Heavy metal musician Devin Townsend released his comedic tongue-in-cheek metal opera Ziltoid the Omniscient in 2007, telling the story of the eponymous extraterrestrial who comes to Earth seeking the most perfect cup of coffee.

2009 saw the release of several different rock opera. In March, folk rock group The Decemberists released a rock opera entitled The Hazards of Love, telling the story of a doomed love affair between an innocent young woman and a cursed man.[8] That same month, Mastodon released its fourth full length album entitled Crack the Skye.

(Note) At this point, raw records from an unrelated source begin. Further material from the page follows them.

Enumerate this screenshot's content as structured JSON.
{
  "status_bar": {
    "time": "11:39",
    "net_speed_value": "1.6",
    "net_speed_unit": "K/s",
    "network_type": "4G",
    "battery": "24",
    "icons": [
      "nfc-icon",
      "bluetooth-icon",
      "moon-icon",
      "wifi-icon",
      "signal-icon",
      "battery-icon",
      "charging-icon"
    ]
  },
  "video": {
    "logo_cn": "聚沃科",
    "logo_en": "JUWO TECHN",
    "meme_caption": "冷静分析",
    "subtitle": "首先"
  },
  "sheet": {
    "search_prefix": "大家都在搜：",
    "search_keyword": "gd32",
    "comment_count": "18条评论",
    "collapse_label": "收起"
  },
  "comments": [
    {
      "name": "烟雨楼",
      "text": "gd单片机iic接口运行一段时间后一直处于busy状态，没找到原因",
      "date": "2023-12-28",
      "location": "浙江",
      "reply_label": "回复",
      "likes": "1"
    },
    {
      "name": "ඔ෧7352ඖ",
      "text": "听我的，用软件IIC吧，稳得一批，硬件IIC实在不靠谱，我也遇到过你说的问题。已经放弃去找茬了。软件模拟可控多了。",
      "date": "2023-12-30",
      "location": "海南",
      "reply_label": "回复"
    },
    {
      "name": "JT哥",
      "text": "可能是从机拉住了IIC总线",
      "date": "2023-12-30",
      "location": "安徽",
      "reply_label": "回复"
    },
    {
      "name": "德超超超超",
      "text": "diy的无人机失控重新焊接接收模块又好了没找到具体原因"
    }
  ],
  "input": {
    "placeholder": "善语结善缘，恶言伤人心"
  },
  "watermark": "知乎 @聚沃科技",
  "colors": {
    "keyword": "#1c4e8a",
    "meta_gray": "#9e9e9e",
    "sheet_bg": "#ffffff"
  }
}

Its story tells of a quadriplegic space traveler who can only travel through astral projection. In April, Christian pop punk band FM Static released Dear Diary, which tells a story of a high school boy who goes through typical teenage struggles such as love, death, and self-discovery. In May, Green Day released the aforementioned 21st Century Breakdown; it follows two lovers named Christian and Gloria as they struggle with religious beliefs and rebellion in the 21st century. In 2010, the progressive rock band Coheed and Cambria completed their fifth album, Year of the Black Rainbow which is the prequel album to their storyline called the Amory Wars, which arcs through their previous four albums. Also in 2010, American post-hardcore band Alesana released The Emptiness, which is a follows more of a horror-themed narrative. The following year, came about the release of a third album Canadian hardcore punk band Fucked Up. David Comes to Life was released on June 7, 2011. On November 21, 2011, pop rock band Marianas Trench released their third studio album Ever After, a rock opera with a fairy tale styled story line told through 12 gapless tracks. In 2013 religious rock band Skillet released their album Rise, which tells the story of a teenager moving into the real world and the hard experiences there in and who finds release through salvation in Christ.

Volunteer productions have sprung up as well. Founded in 1993, the non-profit Boston Rock Opera presents theatrical stagings of rock opera, narrative song, song cycles and conceptual rock works. In 2009, the Baltimore Rock Opera Society formed out of Baltimore, Maryland. The group has put on four spectacle-heavy rock operas since 2009, all featuring original scores.[9]

References[edit]

  1. ^ "R Kelly: Successes and scandals". BBC News. 2008-05-09. Retrieved 2009-11-02. 
  2. ^ "Единственный в России" ("Unique in Russia"), by Pyotr Pchelintsev (retrieved March 16, 2014)
  3. ^ "Psychedelic Days written by Patrick Cambell-Lyons of Nirvana UK". Psychedelicdays.com. Retrieved 2009-11-02. 
  4. ^ [1][dead link]
  5. ^ "Ray Davies Biography – Discography, Music, Lyrics, Album, CD, Career, Famous Works, and Awards". Musicianguide.com. Retrieved 2009-11-02. 
  6. ^ "the added bonus being that you are partaking in the thought process of a great songwriter." HardReviews Archive for 2011
  7. ^ "NME Album Reviews - My Chemical Romance: The Black Parade". Nme.Com. 2006-10-13. Retrieved 2012-03-07. 
  8. ^ (Decemberists' Colin Meloy talks Hazards of Love Paste Magazine.)
  9. ^ Tim Smith (May 26, 2011). "New venue, new works for Rock Opera Society". The Baltimore Sun. Retrieved July 9, 2011. 

See also[edit]